They're teaching it wrong.
And I don't just mean teaching the concepts incorrectly (although they do plenty of that), I mean their teaching priorities are completely backwards. Set Theory is really fun. Basic Set Theory can be taught to someone without them needing to know how to add or subtract. We teach kids Venn Diagrams but never teach them all the fun operators that go with them? Why not? You say they won't understand? Bullshit. If we can teach third graders binary, we can teach them set theory. We take forever to get around to teaching algebra to kids, because its considered difficult. If something is a difficult conceptual leap, then you don't want to delay it, you want to introduce the concepts as early as possible. I say start teaching kids algebra once they know basic arithmetic. They don't need to know how to do crazy weird stuff like x * x = x² (they don't even know what ² means), but you can still introduce them to the idea of representing an unknown value with x. Then you can teach them exponentiation and logs and all those other operators first in the context of numbers, and then in the context of unknown variables. Then algebra isn't some scary thing that makes all those people who don't understand math give up, its something you simply grow up with.

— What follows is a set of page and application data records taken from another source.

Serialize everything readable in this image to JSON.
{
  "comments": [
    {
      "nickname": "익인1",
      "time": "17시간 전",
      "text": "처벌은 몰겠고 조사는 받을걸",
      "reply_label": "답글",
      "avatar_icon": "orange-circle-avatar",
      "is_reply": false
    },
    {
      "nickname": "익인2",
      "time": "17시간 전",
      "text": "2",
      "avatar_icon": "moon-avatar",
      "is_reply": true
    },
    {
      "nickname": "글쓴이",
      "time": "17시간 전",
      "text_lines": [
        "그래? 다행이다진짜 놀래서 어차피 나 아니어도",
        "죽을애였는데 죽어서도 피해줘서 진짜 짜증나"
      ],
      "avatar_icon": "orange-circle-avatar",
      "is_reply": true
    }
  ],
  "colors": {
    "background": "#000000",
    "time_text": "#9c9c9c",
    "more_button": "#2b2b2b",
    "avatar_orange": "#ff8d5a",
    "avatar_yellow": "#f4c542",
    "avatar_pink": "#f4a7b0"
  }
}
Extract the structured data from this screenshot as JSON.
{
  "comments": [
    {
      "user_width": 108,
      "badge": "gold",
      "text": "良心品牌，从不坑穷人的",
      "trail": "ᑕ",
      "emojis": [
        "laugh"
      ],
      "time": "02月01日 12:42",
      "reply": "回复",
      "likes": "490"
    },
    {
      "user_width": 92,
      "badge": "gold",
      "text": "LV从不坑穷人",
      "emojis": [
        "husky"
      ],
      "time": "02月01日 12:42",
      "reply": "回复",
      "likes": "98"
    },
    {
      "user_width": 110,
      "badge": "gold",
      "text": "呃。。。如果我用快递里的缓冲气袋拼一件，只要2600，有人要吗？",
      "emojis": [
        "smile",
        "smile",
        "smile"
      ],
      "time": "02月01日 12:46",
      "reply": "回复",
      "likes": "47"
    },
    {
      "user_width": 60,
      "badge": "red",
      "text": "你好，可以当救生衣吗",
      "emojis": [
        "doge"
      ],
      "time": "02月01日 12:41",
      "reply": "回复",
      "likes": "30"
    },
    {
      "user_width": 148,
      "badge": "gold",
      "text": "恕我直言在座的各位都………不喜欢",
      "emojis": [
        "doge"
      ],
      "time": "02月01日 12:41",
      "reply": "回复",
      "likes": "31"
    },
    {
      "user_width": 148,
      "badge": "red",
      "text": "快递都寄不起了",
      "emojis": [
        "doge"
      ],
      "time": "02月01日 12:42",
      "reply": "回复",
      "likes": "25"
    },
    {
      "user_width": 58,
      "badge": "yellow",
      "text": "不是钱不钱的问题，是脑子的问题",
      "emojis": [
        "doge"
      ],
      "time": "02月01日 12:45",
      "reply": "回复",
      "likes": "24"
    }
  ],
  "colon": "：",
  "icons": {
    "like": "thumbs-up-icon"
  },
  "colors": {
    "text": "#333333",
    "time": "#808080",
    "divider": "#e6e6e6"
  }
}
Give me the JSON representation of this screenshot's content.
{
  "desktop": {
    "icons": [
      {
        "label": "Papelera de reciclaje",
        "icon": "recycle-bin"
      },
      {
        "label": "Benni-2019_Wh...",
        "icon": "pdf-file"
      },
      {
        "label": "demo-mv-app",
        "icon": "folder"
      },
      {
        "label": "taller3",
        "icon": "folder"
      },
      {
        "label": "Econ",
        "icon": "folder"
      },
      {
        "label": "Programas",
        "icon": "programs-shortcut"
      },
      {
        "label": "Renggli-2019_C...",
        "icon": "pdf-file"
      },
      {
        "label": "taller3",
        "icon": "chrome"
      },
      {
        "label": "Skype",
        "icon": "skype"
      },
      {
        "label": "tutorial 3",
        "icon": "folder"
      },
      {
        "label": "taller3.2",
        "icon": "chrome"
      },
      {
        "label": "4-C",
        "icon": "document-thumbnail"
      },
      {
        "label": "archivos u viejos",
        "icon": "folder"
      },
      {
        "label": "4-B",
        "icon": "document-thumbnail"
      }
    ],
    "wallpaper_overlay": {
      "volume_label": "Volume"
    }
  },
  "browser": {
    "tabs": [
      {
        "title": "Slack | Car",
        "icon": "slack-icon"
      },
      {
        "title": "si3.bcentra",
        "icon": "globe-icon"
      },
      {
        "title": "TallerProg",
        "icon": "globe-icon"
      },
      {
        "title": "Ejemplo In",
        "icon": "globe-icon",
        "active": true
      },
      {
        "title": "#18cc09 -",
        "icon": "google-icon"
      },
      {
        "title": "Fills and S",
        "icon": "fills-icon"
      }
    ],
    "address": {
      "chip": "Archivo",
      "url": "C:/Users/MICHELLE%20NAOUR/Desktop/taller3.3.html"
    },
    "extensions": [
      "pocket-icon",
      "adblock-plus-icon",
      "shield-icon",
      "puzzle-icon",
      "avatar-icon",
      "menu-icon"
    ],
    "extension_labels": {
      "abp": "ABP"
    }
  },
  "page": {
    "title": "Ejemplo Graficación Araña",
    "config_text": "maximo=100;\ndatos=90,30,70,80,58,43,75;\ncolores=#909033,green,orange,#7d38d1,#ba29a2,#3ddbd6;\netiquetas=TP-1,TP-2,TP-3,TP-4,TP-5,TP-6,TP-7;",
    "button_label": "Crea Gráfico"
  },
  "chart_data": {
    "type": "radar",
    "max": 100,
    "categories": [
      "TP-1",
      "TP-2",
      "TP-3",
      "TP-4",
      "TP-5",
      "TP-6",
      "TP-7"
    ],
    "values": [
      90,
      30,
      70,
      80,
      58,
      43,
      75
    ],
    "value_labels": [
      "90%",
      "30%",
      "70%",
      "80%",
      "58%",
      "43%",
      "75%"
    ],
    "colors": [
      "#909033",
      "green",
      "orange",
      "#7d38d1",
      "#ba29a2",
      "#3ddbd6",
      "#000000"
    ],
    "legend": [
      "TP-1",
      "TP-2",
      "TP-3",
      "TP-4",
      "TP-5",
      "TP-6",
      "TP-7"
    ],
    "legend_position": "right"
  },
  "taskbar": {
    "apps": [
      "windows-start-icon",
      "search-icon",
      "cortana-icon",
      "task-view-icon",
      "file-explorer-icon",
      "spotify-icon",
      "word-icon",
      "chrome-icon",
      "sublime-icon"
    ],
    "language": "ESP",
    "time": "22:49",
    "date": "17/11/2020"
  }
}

In a similar manner, what the hell is with all those trig identities? Nobody memorizes those things! You memorize like, 2 or 3 of them, and almost only ever use sin² + cos² = 1. In a similar fashion, nobody ever uses integral trig identities because if you are using them you should have converted your coordinate system to polar coordinates, and if you can't do that then you can just look them up for crying out loud. Factoring and completing the square can be useful, but forcing students to do these problems over and over when they almost never actually show up in anything other than spoon-fed equations is insane.
Partial Fractions, on the other hand, are awesome and fun and why on earth are they only taught in intermediate calculus?! Kids are ALWAYS trying to pull apart fractions like that, and we always tell them to not do it - why not just teach them the right way to do it? By the time they finally got around to teaching me partial fractions, I was thinking that it would be some horrifically difficult, painful, complex process. It isn't. You just have to follow a few rules and then 0 out some functions. How can that possibly be harder than learning the concept of differentiation? And its useful too!
Lets say we want to teach someone basic calculus. How much do they need to know? They need to know addition, subtraction, division, multiplication, fractions, exponentiation, roots, algebra, limits, and derivatives. You could teach someone calculus without them knowing what sine and cosine even are. You could probably argue that, with proper teaching, calculus would be about as hard, or maybe a little harder, than trigonometry. Trigonometry, by the way, has an inordinate amount of time spent on it. Just tell kids how right triangles work, sine/cosine/tangent, SOHCAHTOA, a few identities, and you're good. You don't need to know scalene and isosceles triangles. Why do we even have special names for them? Who gives a shit if a triangle has sides of the same length? Either its a right triangle and its useful or its not a right triangle and you have to do some crazy sin law shit that usually means your algorithm is just wrong and so the only time you ever actually need to use it you can just look up the formula because it is a obtuse edge case that almost never comes up.
Think about that. We're grading kids by asking them to solve edge cases that never come up in reality and grading how well they are in math based off of that. And then we're confused when they complain about math having no practical application? Well duh. The sheer amount of time spent on useless topics is staggering. Calculus should be taught to high school freshman. Differential equations and complex analysis go to the seniors, and by the time you get into college you're looking at combinatorics and vector analysis, not basic calculus.
I have already seen some heavily flawed arguments against this. Some people say that people aren't interested in math, so this will never work. Since I'm saying that teaching kids advanced concepts early on will make them interested in math, this is a circular argument and invalid. Other people claim that the kids will never understand because of some bullshit about needing logical constructs, which just doesn't make sense because you should still introduce the concepts. Introducing a concept early on and having the student be confused about it is a good thing because it means they'll try to work it out over time. The more time you give them, the more likely it will click. Besides, most students aren't understanding algebra with the current system anyway, so I fail to see the point of that argument. It's not working now so don't try to change it or you'll make it worse? That's just pathetic.
TL;DR: Stop teaching kids stupid, pointless math they won't need and maybe they won't rightfully conclude that what they are being taught is useless.